The imperative mood is what many of you know as the “command form”, that is how you give a command or order, how you tell somebody to do something, e.g. “Bring me the book that’s on the table, please.” This, like the conditional and future tenses, is relatively simple and easy to learn, it’s just a matter of getting around to and doing it, and it simply isn’t warranted in my opinion until you have all the previous stuff out of the way because these aren’t used as much as the preceding tenses.
Level 5, for advanced beginners who know all the previous material and really need just this to tip them over the edge into “Intermediate” territory:
Learn the Subjunctive Mood
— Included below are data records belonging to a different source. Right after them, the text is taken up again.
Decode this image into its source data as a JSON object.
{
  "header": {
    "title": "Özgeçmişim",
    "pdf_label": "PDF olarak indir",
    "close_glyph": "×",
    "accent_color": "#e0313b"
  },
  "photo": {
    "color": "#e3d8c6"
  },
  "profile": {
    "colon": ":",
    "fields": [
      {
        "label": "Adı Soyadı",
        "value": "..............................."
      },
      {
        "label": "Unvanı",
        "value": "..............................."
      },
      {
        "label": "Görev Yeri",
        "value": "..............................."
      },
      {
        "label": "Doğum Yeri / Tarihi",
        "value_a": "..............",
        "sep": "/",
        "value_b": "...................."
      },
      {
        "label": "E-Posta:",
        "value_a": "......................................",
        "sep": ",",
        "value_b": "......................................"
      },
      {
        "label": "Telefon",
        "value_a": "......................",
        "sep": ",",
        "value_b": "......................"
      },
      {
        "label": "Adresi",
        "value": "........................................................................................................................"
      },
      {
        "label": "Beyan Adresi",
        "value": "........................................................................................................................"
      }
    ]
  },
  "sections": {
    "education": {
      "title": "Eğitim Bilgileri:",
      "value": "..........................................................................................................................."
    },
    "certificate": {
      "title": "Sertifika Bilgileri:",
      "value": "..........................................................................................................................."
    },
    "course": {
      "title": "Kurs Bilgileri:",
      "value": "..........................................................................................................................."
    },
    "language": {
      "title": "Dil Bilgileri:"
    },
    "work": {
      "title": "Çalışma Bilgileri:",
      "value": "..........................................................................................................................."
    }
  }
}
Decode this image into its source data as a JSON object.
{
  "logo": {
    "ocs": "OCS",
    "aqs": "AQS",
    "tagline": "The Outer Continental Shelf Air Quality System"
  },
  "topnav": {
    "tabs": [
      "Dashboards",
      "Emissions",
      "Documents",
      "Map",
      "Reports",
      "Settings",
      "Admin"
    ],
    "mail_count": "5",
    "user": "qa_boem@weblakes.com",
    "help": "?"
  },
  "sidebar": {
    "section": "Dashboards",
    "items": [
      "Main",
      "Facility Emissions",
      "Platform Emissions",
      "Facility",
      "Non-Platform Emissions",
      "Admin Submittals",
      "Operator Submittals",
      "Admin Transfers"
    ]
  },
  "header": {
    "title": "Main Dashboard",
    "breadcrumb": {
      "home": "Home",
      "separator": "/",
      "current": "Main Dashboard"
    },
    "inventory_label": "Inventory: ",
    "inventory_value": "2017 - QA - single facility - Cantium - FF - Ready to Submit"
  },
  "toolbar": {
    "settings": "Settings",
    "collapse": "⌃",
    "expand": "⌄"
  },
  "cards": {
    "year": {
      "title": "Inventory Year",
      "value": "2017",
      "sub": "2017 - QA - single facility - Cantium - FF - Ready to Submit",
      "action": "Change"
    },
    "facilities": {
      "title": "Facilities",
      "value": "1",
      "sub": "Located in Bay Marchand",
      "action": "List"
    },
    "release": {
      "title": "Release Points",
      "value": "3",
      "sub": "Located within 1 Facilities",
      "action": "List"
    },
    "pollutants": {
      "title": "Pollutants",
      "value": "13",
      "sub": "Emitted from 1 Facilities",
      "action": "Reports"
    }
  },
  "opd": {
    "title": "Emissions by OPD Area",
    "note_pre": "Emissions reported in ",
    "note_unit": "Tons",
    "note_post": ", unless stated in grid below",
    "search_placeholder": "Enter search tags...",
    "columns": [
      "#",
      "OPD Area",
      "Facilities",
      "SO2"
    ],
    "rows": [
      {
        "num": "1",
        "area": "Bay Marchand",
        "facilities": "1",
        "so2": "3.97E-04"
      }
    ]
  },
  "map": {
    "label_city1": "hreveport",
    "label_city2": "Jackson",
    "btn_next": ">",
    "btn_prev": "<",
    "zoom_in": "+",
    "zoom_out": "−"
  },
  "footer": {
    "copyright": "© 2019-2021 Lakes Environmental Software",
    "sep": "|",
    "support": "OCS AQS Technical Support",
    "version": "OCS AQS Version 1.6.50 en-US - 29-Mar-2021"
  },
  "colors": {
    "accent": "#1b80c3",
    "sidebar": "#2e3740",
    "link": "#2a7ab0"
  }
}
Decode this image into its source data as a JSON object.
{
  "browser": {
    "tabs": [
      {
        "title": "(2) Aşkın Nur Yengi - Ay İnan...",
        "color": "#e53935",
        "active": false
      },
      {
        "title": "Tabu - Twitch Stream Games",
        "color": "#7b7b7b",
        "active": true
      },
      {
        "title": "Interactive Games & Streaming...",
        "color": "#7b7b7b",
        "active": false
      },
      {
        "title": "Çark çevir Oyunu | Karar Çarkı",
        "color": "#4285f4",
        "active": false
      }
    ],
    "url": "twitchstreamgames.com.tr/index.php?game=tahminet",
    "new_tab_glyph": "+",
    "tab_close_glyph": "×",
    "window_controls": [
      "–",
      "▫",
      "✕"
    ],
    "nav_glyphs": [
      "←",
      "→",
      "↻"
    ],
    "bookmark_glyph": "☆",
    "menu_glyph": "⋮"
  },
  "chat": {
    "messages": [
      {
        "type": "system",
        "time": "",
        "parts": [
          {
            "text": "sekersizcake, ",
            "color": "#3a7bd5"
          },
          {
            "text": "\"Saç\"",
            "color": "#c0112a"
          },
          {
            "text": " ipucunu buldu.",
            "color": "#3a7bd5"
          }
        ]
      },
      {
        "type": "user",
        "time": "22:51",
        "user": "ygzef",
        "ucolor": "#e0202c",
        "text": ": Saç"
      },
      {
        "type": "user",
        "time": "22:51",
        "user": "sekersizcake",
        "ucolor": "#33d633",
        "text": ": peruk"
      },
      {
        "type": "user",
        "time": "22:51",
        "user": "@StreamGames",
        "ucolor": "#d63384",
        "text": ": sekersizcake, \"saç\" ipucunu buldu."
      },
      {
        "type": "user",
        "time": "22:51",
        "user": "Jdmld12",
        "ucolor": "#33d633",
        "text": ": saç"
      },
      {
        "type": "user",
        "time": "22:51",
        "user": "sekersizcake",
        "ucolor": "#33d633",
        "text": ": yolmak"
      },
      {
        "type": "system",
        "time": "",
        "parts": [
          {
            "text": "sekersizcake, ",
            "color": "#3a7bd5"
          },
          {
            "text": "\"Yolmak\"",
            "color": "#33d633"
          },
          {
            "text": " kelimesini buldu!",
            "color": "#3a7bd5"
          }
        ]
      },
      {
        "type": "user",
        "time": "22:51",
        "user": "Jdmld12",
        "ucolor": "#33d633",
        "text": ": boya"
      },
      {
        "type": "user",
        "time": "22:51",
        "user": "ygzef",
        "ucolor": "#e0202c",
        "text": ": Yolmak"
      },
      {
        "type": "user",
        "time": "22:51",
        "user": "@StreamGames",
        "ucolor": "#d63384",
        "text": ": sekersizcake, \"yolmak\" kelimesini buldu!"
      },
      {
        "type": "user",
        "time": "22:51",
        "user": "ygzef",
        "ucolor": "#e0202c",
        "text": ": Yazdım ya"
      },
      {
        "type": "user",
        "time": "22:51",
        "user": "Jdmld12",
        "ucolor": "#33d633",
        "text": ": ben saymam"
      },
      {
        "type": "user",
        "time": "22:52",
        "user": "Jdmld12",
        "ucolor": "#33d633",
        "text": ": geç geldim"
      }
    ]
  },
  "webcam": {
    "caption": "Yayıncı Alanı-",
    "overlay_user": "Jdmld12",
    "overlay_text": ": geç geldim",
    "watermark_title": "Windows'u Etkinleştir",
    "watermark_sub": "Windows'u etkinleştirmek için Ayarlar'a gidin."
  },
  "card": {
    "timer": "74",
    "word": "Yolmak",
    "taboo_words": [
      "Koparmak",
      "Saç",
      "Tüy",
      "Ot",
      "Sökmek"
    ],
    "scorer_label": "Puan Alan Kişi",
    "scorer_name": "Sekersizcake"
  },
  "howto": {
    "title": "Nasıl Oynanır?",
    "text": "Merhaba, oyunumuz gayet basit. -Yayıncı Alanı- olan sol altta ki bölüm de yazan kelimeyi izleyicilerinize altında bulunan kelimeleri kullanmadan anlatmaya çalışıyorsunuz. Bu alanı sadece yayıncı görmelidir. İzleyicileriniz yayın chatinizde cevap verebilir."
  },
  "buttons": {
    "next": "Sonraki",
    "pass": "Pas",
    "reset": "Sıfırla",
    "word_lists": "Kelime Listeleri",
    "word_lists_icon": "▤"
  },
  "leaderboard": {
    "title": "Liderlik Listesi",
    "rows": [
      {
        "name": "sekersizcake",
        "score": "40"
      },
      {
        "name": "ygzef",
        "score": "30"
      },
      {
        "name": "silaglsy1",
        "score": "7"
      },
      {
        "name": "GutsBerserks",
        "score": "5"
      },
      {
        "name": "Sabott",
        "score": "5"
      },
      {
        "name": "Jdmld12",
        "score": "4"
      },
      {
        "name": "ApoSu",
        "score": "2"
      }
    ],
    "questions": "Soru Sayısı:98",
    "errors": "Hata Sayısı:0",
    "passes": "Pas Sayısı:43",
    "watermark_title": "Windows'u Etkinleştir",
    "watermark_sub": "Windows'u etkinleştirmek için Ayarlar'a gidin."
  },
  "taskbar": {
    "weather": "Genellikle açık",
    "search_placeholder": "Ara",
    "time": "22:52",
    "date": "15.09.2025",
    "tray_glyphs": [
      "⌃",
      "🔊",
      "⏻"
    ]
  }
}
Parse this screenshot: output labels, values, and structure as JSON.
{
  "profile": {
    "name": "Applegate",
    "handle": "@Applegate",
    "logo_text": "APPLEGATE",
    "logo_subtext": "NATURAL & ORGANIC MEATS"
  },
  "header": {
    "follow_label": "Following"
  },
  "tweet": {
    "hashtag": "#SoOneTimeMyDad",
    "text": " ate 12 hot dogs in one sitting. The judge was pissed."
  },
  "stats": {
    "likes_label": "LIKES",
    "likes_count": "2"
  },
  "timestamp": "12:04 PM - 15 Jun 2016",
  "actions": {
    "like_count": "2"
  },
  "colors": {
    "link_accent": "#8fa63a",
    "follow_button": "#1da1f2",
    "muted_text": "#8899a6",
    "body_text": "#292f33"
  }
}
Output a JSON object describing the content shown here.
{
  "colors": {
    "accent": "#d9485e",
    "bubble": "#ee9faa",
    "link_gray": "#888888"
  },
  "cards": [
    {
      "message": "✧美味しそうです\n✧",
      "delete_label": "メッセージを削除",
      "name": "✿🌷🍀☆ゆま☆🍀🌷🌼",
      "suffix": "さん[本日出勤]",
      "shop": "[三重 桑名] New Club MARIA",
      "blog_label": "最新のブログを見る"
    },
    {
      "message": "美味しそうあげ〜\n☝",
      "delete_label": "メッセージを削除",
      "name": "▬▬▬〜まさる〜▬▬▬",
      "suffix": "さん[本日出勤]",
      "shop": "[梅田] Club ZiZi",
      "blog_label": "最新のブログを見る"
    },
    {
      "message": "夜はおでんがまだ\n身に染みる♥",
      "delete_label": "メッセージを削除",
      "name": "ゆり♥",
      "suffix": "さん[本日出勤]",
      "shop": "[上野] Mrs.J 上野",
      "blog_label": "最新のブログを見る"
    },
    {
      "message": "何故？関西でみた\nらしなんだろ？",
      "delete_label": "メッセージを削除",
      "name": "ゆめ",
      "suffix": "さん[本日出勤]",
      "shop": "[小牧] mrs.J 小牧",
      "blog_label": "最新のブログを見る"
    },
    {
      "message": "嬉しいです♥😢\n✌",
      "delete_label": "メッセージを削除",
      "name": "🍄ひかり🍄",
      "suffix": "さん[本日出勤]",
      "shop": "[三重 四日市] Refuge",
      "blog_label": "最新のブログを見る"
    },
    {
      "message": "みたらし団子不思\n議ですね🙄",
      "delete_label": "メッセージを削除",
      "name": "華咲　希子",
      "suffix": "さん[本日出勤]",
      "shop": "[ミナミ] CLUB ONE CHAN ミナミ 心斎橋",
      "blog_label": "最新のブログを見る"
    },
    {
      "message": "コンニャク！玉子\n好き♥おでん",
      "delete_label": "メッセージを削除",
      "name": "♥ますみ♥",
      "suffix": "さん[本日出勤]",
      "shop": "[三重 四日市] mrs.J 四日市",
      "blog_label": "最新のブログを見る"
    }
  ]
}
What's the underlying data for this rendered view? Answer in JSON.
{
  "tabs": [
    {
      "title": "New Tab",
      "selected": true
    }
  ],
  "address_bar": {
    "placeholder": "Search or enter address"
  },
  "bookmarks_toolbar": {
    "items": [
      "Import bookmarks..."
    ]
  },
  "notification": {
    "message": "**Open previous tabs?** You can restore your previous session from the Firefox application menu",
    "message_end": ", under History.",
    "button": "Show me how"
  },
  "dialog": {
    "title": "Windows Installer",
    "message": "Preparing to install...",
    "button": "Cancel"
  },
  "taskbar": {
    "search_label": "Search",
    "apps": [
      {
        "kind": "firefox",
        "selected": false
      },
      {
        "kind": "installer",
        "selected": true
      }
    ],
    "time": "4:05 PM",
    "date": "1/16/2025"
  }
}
Oh yes. It’s this. “Intermediate level” in Spanish (in terms of a student’s ability), in my opinion, is where you’ve got the issue of verb conjugation down and pretty well settled and now you’re working on other minor grammatical and syntactical issues, less common vocabulary, and speeding up your listening comprehension and speaking abilities (meaning that you’re practicing listening and speaking such that you can understand and properly speak faster and faster Spanish until you get to native-level competency in these areas). If you don’t have the subjunctive down, you’re not intermediate, not yet.
Plan to spend a bit of time on this one. It’s not so much that there’s so much information/material you need to learn, it’s that you need to give yourself time to process and understand a mostly foreign grammatical concept, a way of speaking that you’ve rarely ever used before. Really, you’re just not used to this…concept, this way of communicating (it’s very alien feeling to most students), and in my experience it takes English speakers a while to really “get” this.
I have a good basic introduction article to it, called The Spanish Subjunctive Explained + W.E.I.R.D.O System (awesome little mnemonic device for dealing with the subjunctive in Spanish), if you’re interested in getting started right away.
List of the Most Important Irregular Verbs
Here’s my list of what I think are the 11 must-learn irregular verbs that beginners absolutely have to know and have to know how to conjugate (which tenses/moods you need to learn depend on what level you’re at as per above). I mostly took these from here, that’s an up-to-date list based on solid, modern data. Each one links to its definition on SpanishDict (which links to its conjugation table, just click “Conjugation” at the top to the right of “Dictionary”):
Lastly, a great free website is Conjugemos that uses a simple but effective interactive quiz with countdown timer where you have to fill in the blank with the correct verb conjugation for the verb given to help you review (they also include verb charts if you don’t already know the tense/mood in question).
That should get you started for now, I’ll add more later!